*Requirement:* When a line below contains the string "this", show that line.

(Source records)

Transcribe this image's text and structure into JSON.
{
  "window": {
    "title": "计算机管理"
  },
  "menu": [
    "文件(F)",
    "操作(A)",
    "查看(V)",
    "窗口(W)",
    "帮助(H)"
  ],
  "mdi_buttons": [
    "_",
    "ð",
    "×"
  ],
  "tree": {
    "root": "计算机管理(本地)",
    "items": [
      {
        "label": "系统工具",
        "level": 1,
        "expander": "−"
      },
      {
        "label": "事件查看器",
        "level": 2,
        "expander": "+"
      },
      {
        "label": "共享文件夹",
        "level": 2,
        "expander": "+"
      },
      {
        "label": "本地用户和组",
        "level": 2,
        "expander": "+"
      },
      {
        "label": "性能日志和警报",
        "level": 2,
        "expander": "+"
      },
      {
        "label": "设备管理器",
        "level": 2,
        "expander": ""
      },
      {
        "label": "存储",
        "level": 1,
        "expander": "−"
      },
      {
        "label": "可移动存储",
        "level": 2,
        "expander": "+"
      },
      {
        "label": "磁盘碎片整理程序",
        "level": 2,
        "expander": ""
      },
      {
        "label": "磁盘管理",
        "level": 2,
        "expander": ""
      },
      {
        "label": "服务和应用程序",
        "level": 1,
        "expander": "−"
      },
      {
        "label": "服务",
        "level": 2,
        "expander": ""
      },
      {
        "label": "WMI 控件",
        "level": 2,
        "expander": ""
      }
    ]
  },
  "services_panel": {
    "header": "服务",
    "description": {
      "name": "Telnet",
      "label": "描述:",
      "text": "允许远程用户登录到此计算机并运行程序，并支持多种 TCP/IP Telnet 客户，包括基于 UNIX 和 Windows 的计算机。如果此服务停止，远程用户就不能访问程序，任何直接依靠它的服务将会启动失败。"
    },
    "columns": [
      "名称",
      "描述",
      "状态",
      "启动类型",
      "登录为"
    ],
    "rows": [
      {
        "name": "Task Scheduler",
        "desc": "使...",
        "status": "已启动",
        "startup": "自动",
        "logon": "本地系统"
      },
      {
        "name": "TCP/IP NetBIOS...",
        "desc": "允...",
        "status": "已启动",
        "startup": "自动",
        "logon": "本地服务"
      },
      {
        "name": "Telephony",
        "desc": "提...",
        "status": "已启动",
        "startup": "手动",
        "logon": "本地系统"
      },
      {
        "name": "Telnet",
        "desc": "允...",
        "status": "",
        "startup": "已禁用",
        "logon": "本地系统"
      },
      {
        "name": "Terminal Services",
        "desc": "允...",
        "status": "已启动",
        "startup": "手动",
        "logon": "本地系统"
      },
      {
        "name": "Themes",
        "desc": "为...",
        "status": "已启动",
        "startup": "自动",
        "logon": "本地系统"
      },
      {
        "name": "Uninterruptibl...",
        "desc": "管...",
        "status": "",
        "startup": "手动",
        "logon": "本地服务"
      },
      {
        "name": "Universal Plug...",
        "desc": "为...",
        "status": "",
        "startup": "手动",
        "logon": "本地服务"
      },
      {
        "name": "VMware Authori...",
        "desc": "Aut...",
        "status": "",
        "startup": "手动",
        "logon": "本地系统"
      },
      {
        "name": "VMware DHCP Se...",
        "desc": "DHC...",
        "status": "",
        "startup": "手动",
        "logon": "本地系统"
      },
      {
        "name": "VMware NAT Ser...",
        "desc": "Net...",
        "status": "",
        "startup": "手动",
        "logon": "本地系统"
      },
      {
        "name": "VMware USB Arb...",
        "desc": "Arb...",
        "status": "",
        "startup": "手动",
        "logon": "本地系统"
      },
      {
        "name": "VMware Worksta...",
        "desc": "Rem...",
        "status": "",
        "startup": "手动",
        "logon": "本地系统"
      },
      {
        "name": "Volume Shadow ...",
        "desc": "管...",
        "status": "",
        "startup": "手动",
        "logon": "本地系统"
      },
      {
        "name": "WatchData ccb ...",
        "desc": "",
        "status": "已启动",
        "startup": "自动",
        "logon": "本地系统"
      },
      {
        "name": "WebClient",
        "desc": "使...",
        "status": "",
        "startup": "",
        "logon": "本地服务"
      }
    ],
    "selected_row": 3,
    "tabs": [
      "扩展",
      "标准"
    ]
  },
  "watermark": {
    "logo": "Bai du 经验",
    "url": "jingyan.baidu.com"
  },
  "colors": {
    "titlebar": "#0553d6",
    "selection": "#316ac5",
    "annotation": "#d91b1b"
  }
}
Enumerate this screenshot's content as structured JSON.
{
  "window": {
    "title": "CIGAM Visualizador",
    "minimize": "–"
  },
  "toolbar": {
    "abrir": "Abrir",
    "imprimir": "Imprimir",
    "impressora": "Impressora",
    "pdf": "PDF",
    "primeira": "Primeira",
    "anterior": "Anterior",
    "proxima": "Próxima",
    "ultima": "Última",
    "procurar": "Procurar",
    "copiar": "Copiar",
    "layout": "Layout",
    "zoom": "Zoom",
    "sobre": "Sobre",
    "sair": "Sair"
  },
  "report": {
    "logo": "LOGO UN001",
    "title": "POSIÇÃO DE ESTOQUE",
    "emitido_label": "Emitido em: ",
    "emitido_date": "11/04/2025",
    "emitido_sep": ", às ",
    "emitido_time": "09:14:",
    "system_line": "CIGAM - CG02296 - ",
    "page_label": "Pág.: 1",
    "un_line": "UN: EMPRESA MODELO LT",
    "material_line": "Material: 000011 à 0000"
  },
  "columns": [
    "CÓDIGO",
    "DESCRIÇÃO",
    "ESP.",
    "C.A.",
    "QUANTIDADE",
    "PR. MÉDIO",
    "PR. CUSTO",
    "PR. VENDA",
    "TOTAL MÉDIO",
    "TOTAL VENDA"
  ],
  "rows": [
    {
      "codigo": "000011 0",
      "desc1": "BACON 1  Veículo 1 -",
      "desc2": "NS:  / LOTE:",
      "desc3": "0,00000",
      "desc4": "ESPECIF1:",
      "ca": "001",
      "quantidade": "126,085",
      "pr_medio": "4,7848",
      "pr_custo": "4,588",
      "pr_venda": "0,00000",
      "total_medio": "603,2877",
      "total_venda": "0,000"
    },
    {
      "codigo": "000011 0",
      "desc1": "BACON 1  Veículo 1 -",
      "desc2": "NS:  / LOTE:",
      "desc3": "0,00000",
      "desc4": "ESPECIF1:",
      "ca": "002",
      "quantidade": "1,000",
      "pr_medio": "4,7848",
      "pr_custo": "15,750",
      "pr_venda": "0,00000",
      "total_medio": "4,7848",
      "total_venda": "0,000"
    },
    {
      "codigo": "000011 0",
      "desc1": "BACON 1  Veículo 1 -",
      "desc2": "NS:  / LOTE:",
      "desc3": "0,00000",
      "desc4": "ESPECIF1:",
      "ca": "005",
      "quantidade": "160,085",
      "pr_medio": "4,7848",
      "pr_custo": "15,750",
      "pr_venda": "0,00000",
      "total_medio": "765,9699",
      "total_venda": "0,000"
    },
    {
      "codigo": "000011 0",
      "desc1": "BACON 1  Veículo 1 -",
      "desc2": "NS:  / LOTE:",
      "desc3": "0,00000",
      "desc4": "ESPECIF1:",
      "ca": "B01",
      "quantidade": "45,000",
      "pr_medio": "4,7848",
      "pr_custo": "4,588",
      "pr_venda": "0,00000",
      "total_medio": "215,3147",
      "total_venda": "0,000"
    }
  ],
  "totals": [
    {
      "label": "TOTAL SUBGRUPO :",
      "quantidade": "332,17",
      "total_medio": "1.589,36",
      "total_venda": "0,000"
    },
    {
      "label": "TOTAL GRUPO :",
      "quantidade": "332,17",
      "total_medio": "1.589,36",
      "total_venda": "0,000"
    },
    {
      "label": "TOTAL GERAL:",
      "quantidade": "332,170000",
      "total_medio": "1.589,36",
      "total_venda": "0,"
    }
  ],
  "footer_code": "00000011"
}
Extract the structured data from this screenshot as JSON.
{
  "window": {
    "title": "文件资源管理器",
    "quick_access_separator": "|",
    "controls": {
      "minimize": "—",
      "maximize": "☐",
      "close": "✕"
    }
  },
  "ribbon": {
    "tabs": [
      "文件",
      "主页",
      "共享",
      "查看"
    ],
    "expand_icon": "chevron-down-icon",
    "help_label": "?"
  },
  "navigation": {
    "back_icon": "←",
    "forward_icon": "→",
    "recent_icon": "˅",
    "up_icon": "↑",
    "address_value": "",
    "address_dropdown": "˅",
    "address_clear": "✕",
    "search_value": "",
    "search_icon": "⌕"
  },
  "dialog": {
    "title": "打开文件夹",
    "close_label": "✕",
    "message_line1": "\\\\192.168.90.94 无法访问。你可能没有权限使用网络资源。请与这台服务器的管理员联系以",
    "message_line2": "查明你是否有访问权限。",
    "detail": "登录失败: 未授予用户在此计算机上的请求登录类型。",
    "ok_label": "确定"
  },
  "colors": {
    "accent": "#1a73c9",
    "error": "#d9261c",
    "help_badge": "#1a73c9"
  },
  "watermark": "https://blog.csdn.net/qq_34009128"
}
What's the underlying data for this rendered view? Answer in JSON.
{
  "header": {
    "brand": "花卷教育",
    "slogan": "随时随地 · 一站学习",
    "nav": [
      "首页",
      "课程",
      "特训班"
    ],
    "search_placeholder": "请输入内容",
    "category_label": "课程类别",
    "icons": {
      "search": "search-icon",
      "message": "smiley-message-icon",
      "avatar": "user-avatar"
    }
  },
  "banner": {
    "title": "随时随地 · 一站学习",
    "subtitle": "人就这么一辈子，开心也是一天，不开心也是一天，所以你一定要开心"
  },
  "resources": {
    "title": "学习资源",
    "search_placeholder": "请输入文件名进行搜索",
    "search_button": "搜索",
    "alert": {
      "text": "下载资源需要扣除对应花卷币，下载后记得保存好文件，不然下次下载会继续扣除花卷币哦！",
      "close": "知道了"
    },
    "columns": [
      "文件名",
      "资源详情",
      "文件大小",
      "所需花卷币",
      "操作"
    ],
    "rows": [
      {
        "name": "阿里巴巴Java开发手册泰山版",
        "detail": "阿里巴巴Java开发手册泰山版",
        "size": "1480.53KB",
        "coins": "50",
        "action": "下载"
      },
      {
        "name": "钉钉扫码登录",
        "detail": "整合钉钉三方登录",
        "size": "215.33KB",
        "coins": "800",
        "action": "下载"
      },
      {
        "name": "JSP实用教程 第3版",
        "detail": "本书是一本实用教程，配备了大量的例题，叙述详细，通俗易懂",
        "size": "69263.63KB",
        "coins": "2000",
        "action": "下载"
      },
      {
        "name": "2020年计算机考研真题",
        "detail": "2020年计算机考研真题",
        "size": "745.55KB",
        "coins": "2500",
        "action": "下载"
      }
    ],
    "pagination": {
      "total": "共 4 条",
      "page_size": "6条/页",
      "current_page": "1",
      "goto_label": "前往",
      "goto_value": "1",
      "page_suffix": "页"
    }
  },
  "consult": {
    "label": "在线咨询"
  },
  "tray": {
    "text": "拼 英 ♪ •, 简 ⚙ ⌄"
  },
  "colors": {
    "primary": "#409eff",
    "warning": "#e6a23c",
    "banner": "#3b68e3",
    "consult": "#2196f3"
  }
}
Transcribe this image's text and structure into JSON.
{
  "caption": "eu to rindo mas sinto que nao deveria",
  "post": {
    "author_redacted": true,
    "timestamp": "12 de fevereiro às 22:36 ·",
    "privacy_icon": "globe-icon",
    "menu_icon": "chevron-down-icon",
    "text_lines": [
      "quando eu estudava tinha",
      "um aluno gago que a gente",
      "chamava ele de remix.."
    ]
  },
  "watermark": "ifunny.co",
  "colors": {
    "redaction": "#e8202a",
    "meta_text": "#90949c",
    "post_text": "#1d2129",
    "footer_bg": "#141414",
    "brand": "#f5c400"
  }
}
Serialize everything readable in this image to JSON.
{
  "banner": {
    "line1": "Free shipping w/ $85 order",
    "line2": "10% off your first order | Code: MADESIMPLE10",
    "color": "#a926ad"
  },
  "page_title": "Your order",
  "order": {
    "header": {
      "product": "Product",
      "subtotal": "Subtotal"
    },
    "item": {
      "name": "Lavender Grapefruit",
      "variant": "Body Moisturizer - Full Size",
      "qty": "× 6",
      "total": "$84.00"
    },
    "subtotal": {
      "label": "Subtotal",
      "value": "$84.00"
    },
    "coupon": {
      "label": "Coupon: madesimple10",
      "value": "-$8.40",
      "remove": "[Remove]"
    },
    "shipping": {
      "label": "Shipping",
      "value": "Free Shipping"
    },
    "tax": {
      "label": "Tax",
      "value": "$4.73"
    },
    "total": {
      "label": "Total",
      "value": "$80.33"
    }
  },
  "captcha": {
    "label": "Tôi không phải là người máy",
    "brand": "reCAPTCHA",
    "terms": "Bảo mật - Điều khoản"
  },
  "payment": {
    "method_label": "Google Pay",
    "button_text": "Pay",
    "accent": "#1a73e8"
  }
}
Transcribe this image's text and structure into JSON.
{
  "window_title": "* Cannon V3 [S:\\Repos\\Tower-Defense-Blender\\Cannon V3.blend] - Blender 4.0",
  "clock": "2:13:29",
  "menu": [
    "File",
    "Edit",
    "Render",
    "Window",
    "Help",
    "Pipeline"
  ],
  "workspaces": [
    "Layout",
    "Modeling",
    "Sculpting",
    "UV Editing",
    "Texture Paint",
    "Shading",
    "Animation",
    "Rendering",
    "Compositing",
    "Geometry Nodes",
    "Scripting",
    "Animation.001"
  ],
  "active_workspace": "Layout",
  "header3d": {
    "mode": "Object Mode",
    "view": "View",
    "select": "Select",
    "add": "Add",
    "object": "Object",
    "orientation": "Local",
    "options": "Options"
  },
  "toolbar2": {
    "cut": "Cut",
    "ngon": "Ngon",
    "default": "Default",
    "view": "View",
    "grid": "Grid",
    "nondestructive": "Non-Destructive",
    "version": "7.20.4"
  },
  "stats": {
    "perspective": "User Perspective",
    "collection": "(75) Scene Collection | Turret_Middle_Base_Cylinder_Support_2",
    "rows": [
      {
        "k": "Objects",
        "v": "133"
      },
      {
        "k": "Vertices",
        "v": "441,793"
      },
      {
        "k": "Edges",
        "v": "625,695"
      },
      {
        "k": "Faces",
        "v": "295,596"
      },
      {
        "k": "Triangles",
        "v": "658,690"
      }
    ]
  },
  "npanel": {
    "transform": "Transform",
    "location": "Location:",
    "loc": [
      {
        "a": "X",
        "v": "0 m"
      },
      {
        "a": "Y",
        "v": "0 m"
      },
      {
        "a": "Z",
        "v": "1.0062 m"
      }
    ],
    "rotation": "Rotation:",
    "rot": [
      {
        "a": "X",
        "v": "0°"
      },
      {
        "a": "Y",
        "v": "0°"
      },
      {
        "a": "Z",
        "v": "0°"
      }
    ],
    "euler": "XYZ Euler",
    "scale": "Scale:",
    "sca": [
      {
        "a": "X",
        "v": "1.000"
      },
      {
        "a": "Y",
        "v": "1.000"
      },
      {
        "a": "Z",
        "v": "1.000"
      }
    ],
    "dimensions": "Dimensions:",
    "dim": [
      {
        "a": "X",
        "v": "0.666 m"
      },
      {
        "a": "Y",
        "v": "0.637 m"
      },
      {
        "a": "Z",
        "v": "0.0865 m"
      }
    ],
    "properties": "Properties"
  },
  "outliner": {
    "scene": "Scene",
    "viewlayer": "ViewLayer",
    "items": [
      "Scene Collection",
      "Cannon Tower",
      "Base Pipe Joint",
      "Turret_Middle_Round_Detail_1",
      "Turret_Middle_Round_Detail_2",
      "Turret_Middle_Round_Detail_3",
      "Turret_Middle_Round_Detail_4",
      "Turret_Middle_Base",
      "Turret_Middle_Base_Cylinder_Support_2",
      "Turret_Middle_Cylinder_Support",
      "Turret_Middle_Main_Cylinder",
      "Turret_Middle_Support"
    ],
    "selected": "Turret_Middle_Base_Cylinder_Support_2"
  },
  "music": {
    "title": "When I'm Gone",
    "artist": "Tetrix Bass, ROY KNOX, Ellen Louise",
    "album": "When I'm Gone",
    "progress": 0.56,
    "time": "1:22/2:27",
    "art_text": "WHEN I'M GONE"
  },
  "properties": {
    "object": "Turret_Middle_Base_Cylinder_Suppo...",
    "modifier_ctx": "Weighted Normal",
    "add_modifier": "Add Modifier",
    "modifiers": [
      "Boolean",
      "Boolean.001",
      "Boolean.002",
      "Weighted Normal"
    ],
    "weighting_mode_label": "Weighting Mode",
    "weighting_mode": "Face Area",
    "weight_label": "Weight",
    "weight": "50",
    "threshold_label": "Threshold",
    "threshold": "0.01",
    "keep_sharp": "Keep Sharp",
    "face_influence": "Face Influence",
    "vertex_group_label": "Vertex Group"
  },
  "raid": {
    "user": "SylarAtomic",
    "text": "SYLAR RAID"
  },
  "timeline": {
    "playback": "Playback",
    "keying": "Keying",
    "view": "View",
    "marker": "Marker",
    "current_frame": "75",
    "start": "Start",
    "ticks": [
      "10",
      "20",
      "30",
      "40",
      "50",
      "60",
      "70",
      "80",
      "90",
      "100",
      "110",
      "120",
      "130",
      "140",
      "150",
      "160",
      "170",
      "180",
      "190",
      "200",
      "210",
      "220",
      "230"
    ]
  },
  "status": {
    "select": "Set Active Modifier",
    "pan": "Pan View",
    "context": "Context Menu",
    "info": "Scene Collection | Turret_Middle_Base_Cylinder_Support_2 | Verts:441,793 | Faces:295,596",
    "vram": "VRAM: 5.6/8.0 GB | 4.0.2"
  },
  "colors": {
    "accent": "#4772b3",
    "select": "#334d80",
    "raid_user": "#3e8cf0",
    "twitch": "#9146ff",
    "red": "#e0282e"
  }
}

*Answer area:*
Transcribe this image's text and structure into JSON.
Enumerate this screenshot's content as structured JSON.
Extract the structured data from this screenshot as JSON.
What's the underlying data for this rendered view? Answer in JSON.
Transcribe this image's text and structure into JSON.
Serialize everything readable in this image to JSON.
Transcribe this image's text and structure into JSON.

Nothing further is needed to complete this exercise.